Edgewood Park is just a regular urban park in the city of New Haven in Connecticut. There’s nothing very special about it. There’s a small river that runs underneath the bridge, where a busy street stretches above it. The place is always quite. Once in a while some people jogged or walked about there. There’s a football field nearby that’s shrouded with trees. When a game or practice was happening, you could hear the cheer and the scuffles of people running around the field. If you came to the park in the morning or in the afternoon when busy hours were subsided, you could hear nothing but the birds singing and the wind. I love Edgewood Park the most when it’s Fall. When the leaves change into sea of yellow, and the sunlight makes them so radiant and breathtaking. Now, that Fall is here again, I can’t wait to visit the park and mesmerize by its spectacular scenery.
(Photos from last Fall)
I must get out to the woods again, to the whispering tree and the birds awing,
Away from the haunts of pale-faced men, to the spaces wide where strength is king;
I must get out where the skies are blue and the air is clean and the rest is sweet,
Out where there’s never a task to do or a goal to reach or a foe to meet.
I must get out on the trails once more that wind through shadowy haunts and cool,
Away from the presence of wall and door, and see myself in a crystal pool;
I must get out with the silent things, where neither laughter nor hate is heard,
Where malice never the humblest stings and no one is hurt by a spoken word.
Oh, I’ve heard the call of the tall white pine, and heard the call of the running brook,
I’m tired of the tasks which each day are mine, I’m weary of reading a printed book,

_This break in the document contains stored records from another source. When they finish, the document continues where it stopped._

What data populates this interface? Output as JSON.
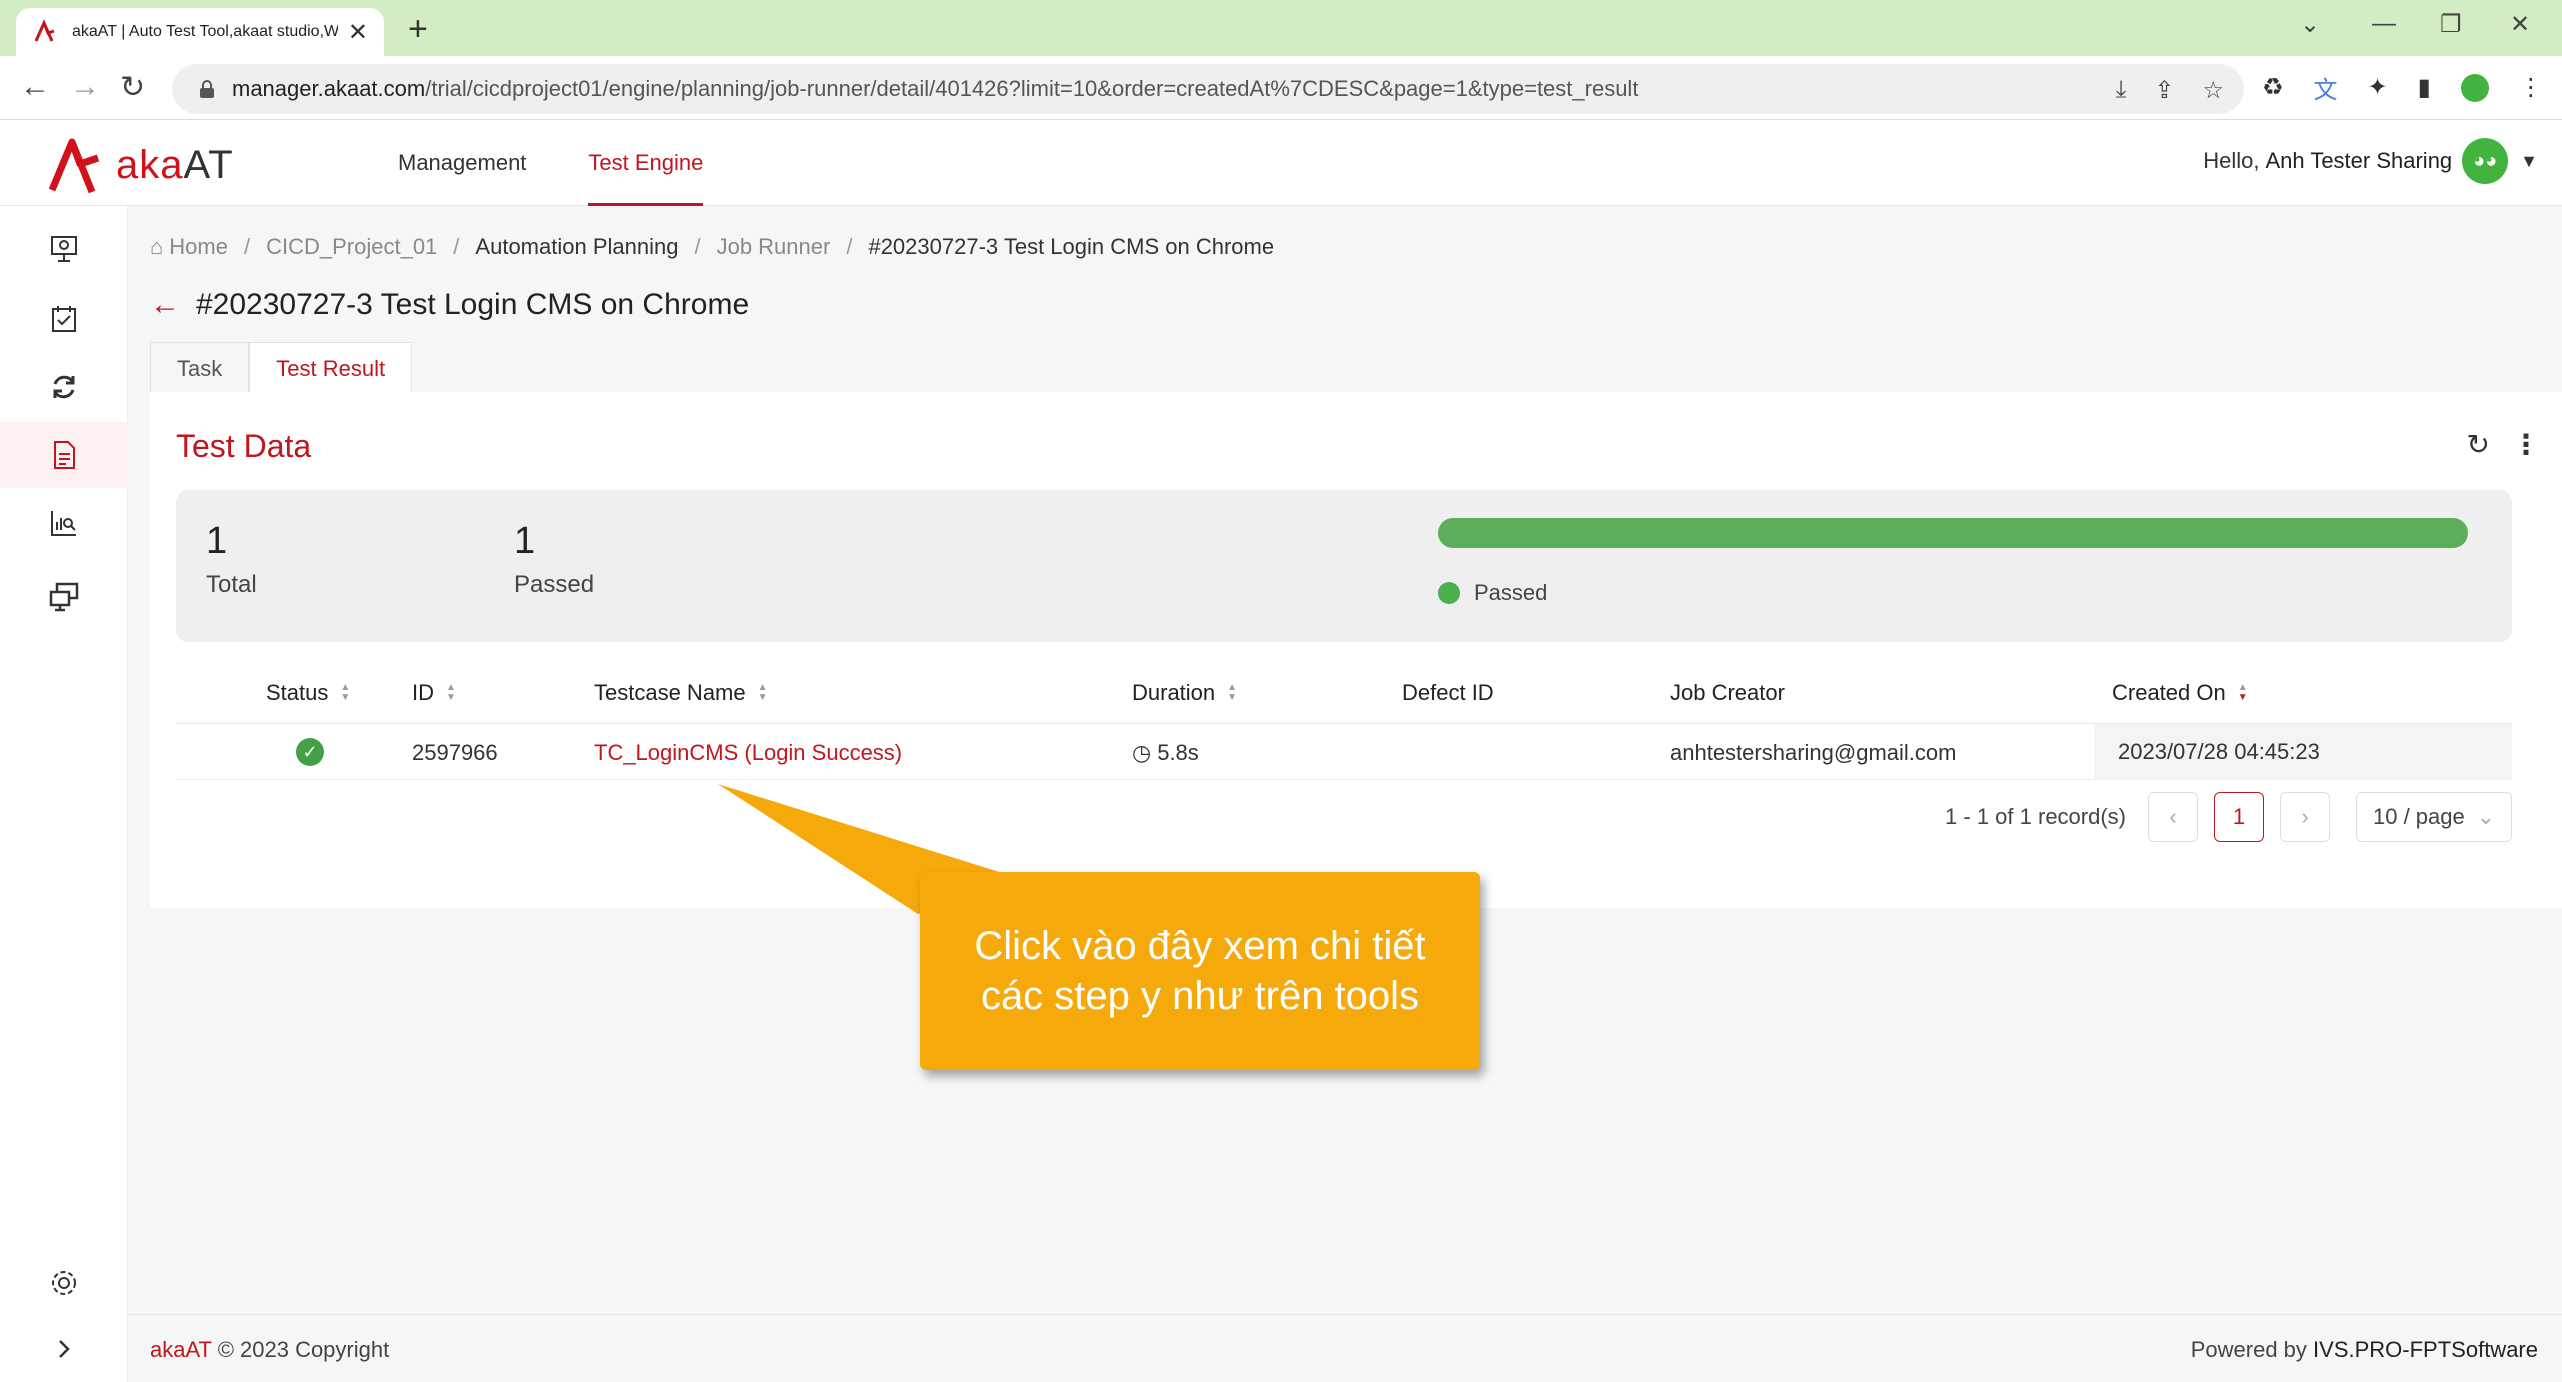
{
  "browser": {
    "tab_title": "akaAT | Auto Test Tool,akaat studio,Web",
    "url_host": "manager.akaat.com",
    "url_path": "/trial/cicdproject01/engine/planning/job-runner/detail/401426?limit=10&order=createdAt%7CDESC&page=1&type=test_result",
    "new_tab": "+",
    "close_tab": "✕"
  },
  "app": {
    "logo_text": "aka",
    "logo_text_2": "AT",
    "nav": [
      {
        "label": "Management"
      },
      {
        "label": "Test Engine"
      }
    ],
    "greeting": "Hello,",
    "user_name": "Anh Tester Sharing"
  },
  "breadcrumb": {
    "home": "Home",
    "project": "CICD_Project_01",
    "planning": "Automation Planning",
    "runner": "Job Runner",
    "current": "#20230727-3 Test Login CMS on Chrome",
    "sep": "/"
  },
  "page": {
    "title": "#20230727-3 Test Login CMS on Chrome",
    "tabs": [
      {
        "label": "Task"
      },
      {
        "label": "Test Result"
      }
    ]
  },
  "test_data": {
    "title": "Test Data",
    "total_value": "1",
    "total_label": "Total",
    "passed_value": "1",
    "passed_label": "Passed",
    "legend_passed": "Passed",
    "pass_fraction": 1.0,
    "pass_color": "#5cae5c"
  },
  "table": {
    "headers": {
      "status": "Status",
      "id": "ID",
      "testcase": "Testcase Name",
      "duration": "Duration",
      "defect": "Defect ID",
      "creator": "Job Creator",
      "created": "Created On"
    },
    "rows": [
      {
        "id": "2597966",
        "testcase": "TC_LoginCMS (Login Success)",
        "duration": "5.8s",
        "defect": "",
        "creator": "anhtestersharing@gmail.com",
        "created": "2023/07/28 04:45:23"
      }
    ]
  },
  "pagination": {
    "info": "1 - 1 of 1 record(s)",
    "current_page": "1",
    "page_size": "10 / page"
  },
  "annotation": {
    "text": "Click vào đây xem chi tiết các step y như trên tools"
  },
  "footer": {
    "brand": "akaAT",
    "copyright": "© 2023 Copyright",
    "powered": "Powered by",
    "company": "IVS.PRO-FPTSoftware"
  },
  "colors": {
    "accent": "#c0161d",
    "success": "#43a047",
    "callout": "#f5a90a"
  }
}
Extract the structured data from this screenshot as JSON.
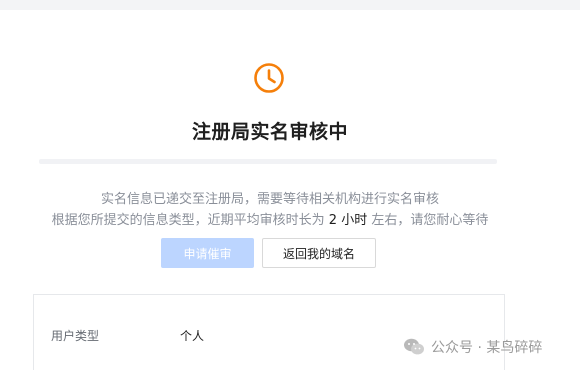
{
  "status": {
    "icon": "clock-icon",
    "icon_color": "#f57f0a",
    "title": "注册局实名审核中"
  },
  "description": {
    "line1": "实名信息已递交至注册局，需要等待相关机构进行实名审核",
    "line2_before": "根据您所提交的信息类型，近期平均审核时长为 ",
    "line2_highlight": "2 小时",
    "line2_after": " 左右，请您耐心等待"
  },
  "actions": {
    "urge_label": "申请催审",
    "urge_color": "#bcd5ff",
    "back_label": "返回我的域名"
  },
  "info": {
    "user_type_label": "用户类型",
    "user_type_value": "个人"
  },
  "watermark": {
    "text": "公众号 · 某鸟碎碎",
    "logo": "wechat-logo"
  }
}
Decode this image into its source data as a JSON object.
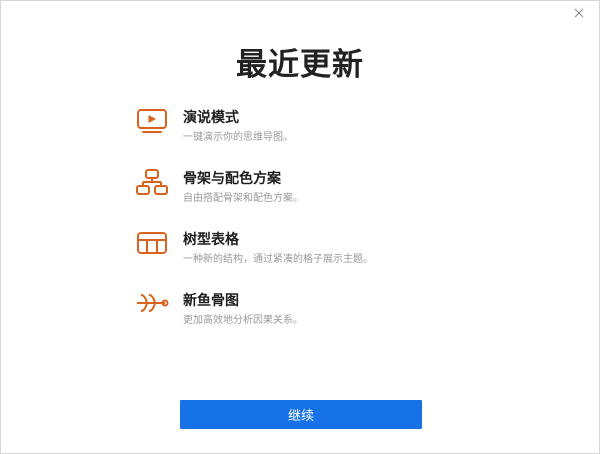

I want to get out of the din and strife, the clank and clamor of turning wheel,
And walk for a day where life is life, and the joys are true and the pictures real.
–EDGAR A. GUEST–